Trail Length: 9.2 miles
Towns: Hebron, Bolton, Glastonbury
Allowed Uses: Hiking Only

Trail Overview

Gay City State Park consists of 1,569 acres in Hebron, Bolton, and Glastonbury and has looping trails totaling almost 10 miles. The blue-blazed Gay City Trail provides access to the longer blue-blazed Shenipsit Trail to the west. The terrain is gently rolling through mature oak and hickory with stream crossings and views of ponds and marshes. There is diverse wildlife, easy walking, and good cross-country skiing. Gay City State Park is named for John Gay, who was the first president of a community founded in 1796 that included 25 families. The Park was originally founded by Elijah Andrus and later, Henry Sumner. For years, Gay City prospered with several mills powered by the Blackledge River. However, in 1879, Gay City became a ghost town when the last mill burned to the ground. Cellar holes, stone walls, mill ruins, a cemetery, and historic roads are evidence of the settlers who labored to create a community in Gay City. In fact, roads from this community form the backbone of the modern-day trail system.

The trails are organized into three main routes, marked with different blazes: Gay City Trail (blue), Outer Loop (red), and Pond View Trail (white). There are also connecting trails blazed orange, yellow, and blue-white. A fee is charged from Memorial Day to Labor Day.

Gay City State Park Map

Gay City State Park


Our Trail Partners
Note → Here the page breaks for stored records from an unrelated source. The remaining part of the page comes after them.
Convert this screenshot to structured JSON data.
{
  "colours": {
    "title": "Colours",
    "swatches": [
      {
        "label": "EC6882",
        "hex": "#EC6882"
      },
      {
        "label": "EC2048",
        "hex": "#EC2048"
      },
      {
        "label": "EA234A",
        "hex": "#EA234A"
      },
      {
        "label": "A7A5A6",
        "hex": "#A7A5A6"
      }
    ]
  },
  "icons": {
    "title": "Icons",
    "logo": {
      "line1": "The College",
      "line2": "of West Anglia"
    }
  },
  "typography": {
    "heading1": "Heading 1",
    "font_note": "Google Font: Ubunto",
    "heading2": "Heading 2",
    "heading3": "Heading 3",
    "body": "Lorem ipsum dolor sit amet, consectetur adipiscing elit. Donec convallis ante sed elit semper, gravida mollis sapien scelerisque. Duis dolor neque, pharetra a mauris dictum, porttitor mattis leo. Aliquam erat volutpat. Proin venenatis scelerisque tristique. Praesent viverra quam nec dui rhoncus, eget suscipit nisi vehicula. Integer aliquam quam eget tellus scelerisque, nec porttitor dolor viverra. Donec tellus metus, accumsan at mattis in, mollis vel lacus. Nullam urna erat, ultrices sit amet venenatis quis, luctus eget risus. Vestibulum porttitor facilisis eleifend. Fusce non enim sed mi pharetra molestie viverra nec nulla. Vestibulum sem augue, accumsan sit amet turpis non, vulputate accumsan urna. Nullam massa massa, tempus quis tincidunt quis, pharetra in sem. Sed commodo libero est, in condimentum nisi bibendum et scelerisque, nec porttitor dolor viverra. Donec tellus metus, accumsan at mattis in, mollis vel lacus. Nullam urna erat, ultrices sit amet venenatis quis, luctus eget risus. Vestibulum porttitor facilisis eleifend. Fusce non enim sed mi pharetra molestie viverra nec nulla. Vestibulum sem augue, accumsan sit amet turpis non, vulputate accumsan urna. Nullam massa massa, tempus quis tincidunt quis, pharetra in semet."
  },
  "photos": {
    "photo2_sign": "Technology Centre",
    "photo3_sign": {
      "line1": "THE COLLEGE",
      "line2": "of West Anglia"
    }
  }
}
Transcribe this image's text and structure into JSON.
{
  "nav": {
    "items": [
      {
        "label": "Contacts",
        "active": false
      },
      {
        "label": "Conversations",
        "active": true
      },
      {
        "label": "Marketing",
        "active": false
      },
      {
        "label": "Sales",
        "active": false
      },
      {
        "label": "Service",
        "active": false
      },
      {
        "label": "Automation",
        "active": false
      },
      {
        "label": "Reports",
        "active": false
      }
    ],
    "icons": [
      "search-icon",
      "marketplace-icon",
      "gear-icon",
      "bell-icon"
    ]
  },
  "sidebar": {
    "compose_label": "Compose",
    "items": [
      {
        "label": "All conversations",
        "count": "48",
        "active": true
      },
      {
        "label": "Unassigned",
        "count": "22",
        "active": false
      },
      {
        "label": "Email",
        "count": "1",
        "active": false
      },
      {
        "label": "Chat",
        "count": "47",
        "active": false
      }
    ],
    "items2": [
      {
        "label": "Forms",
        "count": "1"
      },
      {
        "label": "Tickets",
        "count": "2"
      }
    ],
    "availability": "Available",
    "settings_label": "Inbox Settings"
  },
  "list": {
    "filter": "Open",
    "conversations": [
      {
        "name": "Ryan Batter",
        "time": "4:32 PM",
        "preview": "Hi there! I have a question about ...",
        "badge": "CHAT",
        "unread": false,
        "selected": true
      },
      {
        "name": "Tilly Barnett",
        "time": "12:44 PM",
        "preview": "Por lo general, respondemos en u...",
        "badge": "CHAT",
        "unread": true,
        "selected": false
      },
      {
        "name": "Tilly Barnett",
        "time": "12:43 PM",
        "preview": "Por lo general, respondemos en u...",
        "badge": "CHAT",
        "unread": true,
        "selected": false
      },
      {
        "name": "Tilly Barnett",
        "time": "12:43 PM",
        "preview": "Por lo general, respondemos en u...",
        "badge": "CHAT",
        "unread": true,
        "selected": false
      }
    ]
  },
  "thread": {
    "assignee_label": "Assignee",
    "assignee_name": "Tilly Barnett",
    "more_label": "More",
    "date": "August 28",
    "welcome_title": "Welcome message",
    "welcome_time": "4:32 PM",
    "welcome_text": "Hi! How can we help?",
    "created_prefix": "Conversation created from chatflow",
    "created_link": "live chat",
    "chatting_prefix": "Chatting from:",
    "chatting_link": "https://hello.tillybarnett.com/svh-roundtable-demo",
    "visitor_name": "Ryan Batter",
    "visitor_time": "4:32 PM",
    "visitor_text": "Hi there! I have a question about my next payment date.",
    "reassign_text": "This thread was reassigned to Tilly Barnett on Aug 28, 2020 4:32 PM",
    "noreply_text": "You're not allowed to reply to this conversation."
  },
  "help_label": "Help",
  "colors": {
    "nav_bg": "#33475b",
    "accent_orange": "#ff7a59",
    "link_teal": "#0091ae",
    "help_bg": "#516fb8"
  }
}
CFPA acknowledges we are on the traditional lands of the Mashantucket Pequot Tribal Nation, the Mohegans, the Eastern Pequot, Schaghticoke, Golden Hill Paugussett, Nipmuc, and Niantic peoples. We pay our respect to the Indigenous people who are no longer here due to colonization, forced relocation, disease, and warfare. We thank them for stewarding this land throughout generations. We recognize the continued presence of Indigenous people on this territory who have survived attempted genocide, and who still hold ties to the land spiritually and culturally. We shall be good stewards of the land we all call Quinnentucket, Connecticut.